How to Understand and Manage the Holiday Blues
The holiday season triggers a variety of strong emotions in nearly everyone. Most often, we talk about the warm, cozy feelings of family togetherness and holiday morning surprises. However, the holiday season can also bring up feelings of sadness and stress. Feelings of sadness and stress are commonly referred to as the “holiday blues” and can be rooted in a variety of issues. It’s important to understand why the holiday blues occur, what symptoms to look out for and how to cope when holiday depression comes to town.
What causes the holiday blues?
There are a number of reasons why people can be hit with the holiday blues every year in mid-November. These reasons can usually be categorized into a few main categories:
- Financial stress
- The pressure of high expectations
- Loneliness and isolation
- Existing mental illness exacerbated by the holidays
Any of these reasons can be enough to cause the holiday blues, and several of these factors can be present at once in people’s lives.
What are the signs of the holiday blues?
Like other types of depressive disorders, holiday depression is characterized by feelings of sadness that are persistent and/or recurring. The difference is, these feelings begin around the holiday season. Other signs to watch out for are:

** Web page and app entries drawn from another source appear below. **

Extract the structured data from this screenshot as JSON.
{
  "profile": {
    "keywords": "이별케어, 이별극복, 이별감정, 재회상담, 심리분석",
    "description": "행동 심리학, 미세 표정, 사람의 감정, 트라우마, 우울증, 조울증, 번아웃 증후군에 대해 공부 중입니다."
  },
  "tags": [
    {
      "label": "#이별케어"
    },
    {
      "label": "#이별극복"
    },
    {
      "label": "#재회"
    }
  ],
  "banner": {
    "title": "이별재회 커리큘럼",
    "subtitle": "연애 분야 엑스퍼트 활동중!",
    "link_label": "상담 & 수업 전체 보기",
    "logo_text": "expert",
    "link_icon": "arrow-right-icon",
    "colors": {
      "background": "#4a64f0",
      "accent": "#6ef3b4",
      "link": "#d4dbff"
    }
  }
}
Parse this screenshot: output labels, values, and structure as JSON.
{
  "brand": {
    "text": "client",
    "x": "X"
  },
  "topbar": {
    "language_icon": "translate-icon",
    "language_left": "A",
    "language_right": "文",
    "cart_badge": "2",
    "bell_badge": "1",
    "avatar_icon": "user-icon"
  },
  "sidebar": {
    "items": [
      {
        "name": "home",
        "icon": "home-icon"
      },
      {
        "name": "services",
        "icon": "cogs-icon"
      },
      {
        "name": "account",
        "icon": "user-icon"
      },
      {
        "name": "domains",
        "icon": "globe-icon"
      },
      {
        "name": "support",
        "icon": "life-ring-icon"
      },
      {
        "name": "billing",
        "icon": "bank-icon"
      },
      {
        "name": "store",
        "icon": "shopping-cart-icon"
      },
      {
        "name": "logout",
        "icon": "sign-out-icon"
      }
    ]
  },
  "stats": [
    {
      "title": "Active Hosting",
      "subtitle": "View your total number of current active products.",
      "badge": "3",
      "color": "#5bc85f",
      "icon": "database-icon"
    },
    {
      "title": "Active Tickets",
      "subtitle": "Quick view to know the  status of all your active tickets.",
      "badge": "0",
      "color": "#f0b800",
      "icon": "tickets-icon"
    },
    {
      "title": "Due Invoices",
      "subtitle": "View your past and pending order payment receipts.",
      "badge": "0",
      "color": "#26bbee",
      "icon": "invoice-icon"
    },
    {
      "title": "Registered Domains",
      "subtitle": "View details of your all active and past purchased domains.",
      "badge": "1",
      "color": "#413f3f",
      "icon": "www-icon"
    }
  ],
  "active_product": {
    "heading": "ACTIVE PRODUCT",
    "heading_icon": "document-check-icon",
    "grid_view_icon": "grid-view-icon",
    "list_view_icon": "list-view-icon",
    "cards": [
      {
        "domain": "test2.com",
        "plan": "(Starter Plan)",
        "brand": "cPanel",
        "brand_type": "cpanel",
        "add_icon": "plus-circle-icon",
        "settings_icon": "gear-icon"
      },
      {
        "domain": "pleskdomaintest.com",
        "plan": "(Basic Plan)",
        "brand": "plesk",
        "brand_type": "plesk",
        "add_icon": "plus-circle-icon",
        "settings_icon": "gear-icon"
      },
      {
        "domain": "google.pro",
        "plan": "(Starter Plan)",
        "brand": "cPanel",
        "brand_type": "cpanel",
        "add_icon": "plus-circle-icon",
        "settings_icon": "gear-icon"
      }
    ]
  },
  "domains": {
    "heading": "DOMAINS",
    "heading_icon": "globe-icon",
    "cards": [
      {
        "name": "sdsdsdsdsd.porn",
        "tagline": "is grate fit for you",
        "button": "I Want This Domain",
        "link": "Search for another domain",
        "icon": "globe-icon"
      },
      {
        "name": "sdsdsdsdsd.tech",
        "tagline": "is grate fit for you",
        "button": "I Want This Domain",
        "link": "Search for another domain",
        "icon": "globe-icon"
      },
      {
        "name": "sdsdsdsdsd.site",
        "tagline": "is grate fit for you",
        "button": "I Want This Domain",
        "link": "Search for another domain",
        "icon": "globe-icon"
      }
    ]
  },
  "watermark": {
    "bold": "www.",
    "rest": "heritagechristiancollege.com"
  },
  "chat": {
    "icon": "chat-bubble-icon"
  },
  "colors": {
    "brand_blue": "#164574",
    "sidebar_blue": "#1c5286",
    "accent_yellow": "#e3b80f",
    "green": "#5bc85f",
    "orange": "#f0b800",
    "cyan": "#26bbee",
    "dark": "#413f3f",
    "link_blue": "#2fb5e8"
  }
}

- Changes in appetite
- Sleep disruption
- Depressed mood
- Feeling as though you aren’t worthy
- Feeling stressed, tense and anxious
- Not experiencing pleasure in activities you usually enjoy
How Can I Cope with the Holiday Blues?
If you are experiencing the holiday blues, it is a good idea to consult a mental health professional. They can assess your situation and work with you to generate solutions for your wellbeing.
Not only that, making some lifestyle changes during the busy holiday season can really help improve feelings of stress, loneliness and depression.
- Look for nurturing, healthy social connections. Isolation is a risk factor for major depressive disorder.
- Shop early and don’t make purchases that will put you under financial strain. It really is the thought that counts. Even more importantly, it’s the connection that counts.
- Make a calendar that outlines your holiday events and obligations. Anticipating and preparing lowers stress significantly.
- Go with the flow. Understand that families change with time, and that means traditions will change too. Create new ones and enjoy the connection that comes with them.
- Look after your physical wellbeing – the mind-body connection cannot be understated. Drink only in moderation, practice good sleep hygiene, and exercise regularly.
Who Can I Talk to When It’s All Too Much?
It’s important to get to the root of why the holiday blues are hampering your holiday joy. Talking to a Registered Clinical Counsellor in a safe space can equip you with the tools you need to make positive changes in your life.
Call Lynn Valley Counselling today for a consultation. We can help you on your healing journey.